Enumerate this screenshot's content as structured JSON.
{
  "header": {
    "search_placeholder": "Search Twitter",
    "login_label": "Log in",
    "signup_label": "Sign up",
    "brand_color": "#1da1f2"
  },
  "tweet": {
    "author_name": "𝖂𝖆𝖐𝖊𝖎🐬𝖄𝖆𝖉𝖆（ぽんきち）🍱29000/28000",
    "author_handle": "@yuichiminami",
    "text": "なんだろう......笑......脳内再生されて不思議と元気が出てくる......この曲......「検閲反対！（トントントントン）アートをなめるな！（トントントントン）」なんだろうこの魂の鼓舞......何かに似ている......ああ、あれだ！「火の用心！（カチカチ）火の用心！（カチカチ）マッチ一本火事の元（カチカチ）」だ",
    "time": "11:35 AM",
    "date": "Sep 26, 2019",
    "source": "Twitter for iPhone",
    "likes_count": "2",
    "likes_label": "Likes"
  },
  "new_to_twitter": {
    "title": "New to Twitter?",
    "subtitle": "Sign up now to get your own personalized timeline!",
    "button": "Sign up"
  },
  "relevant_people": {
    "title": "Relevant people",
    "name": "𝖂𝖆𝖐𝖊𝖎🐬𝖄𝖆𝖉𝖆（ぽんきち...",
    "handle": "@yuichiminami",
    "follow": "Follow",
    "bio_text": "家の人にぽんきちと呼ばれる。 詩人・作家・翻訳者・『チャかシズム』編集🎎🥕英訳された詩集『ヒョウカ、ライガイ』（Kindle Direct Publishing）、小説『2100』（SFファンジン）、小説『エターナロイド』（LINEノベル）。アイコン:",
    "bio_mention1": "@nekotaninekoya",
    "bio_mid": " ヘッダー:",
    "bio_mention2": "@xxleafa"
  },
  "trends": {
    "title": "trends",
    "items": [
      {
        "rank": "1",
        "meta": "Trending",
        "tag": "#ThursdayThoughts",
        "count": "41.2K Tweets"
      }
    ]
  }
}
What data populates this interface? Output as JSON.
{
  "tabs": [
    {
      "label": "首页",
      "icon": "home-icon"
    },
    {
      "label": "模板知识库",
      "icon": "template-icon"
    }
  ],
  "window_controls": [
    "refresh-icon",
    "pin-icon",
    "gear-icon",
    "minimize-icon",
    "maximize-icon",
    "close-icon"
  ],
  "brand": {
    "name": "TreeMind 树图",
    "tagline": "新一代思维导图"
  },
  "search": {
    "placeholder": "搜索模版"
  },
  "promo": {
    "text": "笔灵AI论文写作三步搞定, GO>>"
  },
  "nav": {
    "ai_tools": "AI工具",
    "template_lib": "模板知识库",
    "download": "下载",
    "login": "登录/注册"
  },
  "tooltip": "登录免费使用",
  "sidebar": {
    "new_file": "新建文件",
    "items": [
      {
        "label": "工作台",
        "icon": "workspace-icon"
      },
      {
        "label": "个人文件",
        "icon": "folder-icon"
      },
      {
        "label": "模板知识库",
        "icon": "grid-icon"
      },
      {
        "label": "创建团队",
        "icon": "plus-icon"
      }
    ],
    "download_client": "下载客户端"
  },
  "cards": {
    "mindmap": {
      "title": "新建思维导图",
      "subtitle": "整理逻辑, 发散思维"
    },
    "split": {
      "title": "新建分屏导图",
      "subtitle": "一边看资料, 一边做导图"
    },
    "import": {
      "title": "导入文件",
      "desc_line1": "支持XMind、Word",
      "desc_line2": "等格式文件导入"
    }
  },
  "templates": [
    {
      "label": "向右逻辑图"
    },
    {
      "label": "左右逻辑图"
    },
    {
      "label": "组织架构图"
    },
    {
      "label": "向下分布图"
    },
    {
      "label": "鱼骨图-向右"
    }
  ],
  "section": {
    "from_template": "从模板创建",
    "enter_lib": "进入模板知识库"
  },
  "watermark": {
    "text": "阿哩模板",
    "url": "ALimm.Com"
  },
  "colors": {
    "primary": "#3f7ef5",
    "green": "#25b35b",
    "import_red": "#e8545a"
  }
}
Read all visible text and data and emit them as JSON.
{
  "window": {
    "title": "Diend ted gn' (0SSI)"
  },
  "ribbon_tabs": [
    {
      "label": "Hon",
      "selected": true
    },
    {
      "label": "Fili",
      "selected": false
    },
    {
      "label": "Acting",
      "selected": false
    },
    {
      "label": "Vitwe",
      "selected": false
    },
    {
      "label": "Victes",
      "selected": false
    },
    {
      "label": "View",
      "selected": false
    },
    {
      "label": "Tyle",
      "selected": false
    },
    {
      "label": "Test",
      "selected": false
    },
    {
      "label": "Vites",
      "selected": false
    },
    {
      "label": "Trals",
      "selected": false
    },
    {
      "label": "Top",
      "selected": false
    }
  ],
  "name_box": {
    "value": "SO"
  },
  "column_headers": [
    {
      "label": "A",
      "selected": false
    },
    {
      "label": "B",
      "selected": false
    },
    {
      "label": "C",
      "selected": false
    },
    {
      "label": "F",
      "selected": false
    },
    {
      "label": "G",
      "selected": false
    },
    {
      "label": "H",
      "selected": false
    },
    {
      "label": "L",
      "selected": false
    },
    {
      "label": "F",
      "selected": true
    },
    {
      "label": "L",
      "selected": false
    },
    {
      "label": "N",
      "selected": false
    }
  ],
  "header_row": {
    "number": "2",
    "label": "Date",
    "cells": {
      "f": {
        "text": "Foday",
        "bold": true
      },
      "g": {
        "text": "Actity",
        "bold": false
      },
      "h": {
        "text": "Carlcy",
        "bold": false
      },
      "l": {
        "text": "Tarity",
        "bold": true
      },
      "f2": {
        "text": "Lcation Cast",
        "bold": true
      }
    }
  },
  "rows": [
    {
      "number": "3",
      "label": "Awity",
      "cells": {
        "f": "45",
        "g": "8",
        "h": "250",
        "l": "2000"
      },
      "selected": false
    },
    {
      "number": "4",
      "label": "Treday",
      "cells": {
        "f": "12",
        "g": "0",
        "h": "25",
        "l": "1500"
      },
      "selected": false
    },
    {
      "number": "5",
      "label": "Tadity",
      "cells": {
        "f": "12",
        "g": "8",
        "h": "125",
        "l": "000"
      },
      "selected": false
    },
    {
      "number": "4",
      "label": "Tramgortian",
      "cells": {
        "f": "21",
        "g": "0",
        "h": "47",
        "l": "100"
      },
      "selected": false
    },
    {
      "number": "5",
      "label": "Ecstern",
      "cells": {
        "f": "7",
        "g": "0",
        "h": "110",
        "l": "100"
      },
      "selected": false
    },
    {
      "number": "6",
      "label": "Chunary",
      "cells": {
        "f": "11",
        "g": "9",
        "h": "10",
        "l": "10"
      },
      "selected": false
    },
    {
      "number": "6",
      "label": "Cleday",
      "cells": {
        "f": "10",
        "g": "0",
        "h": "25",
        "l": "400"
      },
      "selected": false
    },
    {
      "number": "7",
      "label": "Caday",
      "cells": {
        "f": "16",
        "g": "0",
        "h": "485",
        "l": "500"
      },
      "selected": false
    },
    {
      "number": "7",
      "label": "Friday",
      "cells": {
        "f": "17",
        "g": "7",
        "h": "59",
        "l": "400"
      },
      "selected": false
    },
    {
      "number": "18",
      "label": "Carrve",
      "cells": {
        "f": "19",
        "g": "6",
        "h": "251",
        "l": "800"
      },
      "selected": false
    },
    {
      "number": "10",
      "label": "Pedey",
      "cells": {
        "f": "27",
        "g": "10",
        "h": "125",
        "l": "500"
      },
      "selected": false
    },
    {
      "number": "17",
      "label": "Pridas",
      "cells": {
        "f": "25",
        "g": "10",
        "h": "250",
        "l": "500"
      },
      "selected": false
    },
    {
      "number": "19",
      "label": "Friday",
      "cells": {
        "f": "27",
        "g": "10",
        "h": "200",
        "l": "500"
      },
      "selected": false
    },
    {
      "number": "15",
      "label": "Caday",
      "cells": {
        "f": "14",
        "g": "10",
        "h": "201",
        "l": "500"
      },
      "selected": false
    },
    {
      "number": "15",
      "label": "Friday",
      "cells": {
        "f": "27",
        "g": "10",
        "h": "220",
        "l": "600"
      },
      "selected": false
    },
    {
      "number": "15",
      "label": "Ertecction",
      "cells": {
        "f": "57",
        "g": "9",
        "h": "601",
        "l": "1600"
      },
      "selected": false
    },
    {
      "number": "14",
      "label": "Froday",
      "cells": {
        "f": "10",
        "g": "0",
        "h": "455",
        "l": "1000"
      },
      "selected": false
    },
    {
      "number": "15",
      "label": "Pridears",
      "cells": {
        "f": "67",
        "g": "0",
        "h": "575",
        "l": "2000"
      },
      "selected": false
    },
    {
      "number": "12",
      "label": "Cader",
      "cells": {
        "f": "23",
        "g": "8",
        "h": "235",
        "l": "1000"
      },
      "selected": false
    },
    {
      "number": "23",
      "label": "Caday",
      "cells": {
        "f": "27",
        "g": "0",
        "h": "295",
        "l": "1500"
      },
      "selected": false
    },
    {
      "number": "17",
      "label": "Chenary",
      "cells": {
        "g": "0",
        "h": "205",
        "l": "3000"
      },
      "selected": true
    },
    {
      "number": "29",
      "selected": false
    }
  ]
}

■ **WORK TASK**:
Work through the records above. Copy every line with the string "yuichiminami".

■ **SOLUTION TO THIS EXERCISE**:
    "author_handle": "@yuichiminami",
    "handle": "@yuichiminami",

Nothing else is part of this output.